◆ About this task
Using the records below, filter for lines that contain the string "Maintenance" and copy them out.

◆ Provided records

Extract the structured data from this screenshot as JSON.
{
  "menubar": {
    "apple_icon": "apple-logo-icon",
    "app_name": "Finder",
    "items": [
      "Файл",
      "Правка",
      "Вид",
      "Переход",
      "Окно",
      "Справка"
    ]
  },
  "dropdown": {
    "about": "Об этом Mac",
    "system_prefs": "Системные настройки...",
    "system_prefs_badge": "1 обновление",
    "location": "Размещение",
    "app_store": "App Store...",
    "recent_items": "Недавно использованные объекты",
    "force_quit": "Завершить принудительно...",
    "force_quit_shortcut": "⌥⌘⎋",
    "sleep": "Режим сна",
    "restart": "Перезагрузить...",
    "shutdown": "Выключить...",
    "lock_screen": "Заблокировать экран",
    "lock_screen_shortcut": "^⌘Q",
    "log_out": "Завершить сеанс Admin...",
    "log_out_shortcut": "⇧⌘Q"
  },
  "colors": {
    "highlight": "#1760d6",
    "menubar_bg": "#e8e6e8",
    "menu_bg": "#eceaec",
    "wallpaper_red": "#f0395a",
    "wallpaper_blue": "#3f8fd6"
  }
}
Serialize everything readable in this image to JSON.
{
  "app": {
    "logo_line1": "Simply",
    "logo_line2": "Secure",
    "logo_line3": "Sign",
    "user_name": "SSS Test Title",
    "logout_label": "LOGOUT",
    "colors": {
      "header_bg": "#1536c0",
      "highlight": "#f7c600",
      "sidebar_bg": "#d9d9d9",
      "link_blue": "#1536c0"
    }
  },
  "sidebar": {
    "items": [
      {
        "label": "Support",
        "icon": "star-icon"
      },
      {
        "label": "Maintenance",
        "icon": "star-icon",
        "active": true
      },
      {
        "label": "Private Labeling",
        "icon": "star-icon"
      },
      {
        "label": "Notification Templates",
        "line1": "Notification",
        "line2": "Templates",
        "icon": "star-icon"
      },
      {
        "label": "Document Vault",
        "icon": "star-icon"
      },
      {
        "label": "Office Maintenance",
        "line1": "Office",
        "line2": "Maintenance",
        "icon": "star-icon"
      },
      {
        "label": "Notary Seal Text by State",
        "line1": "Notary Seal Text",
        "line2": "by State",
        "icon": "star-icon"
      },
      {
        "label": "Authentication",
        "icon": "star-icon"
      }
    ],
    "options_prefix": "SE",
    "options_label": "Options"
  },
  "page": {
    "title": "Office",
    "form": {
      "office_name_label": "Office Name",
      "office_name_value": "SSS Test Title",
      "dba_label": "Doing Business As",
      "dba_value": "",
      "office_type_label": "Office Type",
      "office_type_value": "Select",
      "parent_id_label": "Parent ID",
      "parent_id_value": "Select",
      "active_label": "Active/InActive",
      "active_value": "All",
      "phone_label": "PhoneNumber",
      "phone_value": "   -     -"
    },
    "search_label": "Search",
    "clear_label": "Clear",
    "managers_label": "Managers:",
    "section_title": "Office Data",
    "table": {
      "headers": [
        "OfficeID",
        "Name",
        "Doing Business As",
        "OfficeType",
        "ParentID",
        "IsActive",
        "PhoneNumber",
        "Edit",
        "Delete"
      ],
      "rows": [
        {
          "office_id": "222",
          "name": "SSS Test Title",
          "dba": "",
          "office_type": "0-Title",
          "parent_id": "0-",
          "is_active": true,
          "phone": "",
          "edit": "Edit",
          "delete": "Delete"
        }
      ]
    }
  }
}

◆ Task response
        "label": "Maintenance",
        "label": "Office Maintenance",
        "line2": "Maintenance",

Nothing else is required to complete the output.